* bounce back from setbacks and disappointments

* have strong connections

* display positive attributes, like optimism, confidence, positive self belief and identity

Whereas those with poor mental health:

* may find a school environment demanding

* may struggle to engage in school work

* can't concentrate on tasks

* can't tolerate uncertainty or demands

* can't engage socially

* can't cope with daily demands

The three areas of mental health

By consolidating mental health into three areas we can begin to identify ways by which we can act as a school, and as educators, to improve the mental health of our students and staff: resilience, risk factors and protective factors. Certain risk factors will make some of us more vulnerable to falling victim to mental health difficulties or disorders. These may include peer rejection, trauma or socio-economic disadvantages to name but a few. Whilst we can identify and be aware of these factors, they tend to be somewhat outside of our control as a school. However, we can focus on resilience building and the establishment of protective factors to help overcome and minimise the risk for these vulnerable students/staff.

I will speak more about resilience in future smores as I feel it is a crucial life skill that is disappearing rapidly in humankind. Resilience is our ability to cope with challenging situations and experiences. Our resiliency levels are determined by our personal skills, our emotional state and our social connections.

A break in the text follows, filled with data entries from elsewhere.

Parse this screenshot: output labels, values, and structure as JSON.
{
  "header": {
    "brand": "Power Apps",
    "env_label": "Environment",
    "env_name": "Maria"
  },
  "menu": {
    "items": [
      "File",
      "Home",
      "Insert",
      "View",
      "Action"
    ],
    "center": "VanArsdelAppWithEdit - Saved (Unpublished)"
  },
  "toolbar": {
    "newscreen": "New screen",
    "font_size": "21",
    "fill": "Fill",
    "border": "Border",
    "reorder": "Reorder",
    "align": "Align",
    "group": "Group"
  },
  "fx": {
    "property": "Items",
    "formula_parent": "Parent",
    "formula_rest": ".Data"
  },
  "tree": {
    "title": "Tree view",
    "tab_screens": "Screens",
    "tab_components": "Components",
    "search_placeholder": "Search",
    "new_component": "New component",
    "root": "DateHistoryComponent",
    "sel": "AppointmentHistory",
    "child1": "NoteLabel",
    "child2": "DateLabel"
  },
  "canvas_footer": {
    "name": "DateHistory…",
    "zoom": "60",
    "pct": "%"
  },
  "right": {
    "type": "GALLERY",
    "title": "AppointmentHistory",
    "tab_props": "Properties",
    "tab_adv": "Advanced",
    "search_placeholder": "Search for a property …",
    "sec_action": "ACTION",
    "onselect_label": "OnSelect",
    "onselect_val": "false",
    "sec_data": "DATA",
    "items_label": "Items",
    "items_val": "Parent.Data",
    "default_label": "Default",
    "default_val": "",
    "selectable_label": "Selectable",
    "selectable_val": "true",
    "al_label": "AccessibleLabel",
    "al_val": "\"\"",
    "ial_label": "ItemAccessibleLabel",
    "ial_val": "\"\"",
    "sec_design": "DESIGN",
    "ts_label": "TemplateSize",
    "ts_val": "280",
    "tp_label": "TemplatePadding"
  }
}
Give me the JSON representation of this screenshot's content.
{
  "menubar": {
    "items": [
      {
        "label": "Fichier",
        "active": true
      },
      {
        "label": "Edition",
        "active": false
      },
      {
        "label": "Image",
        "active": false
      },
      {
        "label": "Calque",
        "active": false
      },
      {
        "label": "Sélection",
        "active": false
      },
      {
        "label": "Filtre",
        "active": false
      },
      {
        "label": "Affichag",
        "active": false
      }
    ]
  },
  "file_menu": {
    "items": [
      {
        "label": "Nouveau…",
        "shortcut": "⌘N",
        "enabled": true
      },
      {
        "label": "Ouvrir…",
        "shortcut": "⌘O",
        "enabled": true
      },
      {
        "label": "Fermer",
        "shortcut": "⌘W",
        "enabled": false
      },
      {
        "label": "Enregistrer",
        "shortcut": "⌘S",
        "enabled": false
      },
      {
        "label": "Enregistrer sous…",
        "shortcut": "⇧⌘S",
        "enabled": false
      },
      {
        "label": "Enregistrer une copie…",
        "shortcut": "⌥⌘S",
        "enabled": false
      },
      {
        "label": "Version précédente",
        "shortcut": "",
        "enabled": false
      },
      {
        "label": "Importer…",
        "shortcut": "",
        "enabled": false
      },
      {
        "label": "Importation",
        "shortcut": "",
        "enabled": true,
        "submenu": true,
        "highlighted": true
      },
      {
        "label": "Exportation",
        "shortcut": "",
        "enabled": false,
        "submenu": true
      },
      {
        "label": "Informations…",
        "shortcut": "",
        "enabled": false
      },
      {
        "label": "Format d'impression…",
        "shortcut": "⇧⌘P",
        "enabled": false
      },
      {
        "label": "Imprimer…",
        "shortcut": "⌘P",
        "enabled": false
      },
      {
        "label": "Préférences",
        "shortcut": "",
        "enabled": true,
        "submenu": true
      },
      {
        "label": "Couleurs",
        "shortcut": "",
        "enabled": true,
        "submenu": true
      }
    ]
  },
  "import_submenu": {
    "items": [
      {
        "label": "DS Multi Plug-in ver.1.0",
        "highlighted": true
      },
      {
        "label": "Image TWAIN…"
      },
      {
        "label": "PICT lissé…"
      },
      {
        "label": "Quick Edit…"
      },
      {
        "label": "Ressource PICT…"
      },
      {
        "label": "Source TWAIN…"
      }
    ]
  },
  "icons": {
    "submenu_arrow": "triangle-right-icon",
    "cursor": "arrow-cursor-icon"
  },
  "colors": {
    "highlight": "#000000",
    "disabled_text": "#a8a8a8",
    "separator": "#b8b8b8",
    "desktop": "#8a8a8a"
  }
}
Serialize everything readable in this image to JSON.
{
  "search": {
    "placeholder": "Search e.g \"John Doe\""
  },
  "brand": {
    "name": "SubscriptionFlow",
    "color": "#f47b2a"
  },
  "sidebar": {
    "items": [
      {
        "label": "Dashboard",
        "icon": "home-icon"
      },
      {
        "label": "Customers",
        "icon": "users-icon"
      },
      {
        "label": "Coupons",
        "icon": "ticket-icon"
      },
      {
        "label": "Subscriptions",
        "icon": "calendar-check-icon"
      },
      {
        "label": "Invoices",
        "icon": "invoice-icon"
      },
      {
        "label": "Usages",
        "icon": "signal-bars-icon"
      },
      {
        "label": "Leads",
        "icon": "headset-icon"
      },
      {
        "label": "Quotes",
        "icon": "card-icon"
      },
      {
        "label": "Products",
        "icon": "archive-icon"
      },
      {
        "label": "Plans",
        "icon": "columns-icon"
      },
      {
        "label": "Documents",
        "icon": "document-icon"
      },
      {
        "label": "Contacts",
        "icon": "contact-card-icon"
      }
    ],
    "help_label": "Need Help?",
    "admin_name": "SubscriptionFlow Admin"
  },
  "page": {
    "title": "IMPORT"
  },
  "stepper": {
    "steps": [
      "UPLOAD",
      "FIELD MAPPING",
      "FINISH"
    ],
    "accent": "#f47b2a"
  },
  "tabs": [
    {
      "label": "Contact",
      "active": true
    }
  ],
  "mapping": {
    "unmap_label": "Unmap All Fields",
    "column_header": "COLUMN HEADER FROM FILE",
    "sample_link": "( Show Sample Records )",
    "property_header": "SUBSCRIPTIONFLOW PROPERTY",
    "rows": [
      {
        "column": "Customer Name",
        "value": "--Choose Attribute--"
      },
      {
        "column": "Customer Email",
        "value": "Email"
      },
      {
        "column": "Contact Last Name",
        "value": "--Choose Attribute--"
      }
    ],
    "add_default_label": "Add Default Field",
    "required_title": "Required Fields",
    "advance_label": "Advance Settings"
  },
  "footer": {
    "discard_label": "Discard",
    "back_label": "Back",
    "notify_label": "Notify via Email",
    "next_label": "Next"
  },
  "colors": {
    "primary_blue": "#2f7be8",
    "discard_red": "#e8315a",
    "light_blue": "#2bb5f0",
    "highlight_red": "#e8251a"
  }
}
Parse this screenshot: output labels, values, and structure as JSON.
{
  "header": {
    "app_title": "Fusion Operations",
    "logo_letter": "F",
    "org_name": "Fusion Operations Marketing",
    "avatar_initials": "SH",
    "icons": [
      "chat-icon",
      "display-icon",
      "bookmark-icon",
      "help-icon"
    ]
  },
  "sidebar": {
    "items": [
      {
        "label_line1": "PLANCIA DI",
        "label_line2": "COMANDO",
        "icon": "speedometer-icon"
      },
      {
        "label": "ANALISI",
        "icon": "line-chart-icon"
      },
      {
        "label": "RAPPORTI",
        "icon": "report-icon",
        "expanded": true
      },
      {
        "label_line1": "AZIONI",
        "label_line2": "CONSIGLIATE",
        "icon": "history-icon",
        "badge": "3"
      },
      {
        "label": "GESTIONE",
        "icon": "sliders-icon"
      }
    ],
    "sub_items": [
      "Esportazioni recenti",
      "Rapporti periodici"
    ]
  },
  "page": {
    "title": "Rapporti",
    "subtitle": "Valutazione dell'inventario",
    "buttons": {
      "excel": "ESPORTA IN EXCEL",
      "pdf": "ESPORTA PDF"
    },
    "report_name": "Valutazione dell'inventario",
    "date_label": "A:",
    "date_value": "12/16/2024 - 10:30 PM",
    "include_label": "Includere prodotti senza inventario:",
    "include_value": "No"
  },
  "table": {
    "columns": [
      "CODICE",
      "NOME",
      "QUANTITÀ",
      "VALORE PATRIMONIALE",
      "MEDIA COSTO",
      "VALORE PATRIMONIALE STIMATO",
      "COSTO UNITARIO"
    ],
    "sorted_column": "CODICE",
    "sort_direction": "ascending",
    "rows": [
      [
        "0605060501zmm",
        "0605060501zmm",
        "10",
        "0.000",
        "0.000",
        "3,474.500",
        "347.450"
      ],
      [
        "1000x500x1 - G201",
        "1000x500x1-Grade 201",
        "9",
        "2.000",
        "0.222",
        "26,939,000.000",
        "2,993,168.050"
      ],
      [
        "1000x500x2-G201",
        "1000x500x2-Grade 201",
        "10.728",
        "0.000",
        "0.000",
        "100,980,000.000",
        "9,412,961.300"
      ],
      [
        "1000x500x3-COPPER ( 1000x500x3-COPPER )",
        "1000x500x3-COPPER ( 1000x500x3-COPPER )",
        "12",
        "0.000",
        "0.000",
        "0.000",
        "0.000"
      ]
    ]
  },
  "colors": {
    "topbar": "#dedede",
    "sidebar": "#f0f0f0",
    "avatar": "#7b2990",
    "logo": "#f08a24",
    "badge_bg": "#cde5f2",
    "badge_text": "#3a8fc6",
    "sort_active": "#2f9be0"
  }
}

Protective factors help to cushion us from poor mental health and once in place, they can lower our risk of experiencing difficulties or disorders. They include the creation of caring, supportive relationships and environments. Oprah Winfrey and John Lennon both suffered traumas growing up but are both proof that having just one caring adult to love and support you can help you to deal with and overcome trauma. As teachers, sometimes we are the only people who can be that one adult for some of our young people. Protective factors also stem from having strong competencies, or positive self belief about our competencies, and from having a sense of belonging in our communities (Do all your students feel they belong in your class? Is your form group/classroom a safe, caring community for students?).

Small steps you can take

To begin, here are some little (effortless) steps you can take to contribute to the positive mental health of those who you encounter on a daily basis.

* Give a compliment to someone

* Send some positive feedback home

* Share your feelings (positive and negative) with staff. Talk.

* Care for yourself more (how much time do you dedicate to you and your well being?)

To learn a little bit more about mental health visit the following websites and direct your students, family and friends towards them.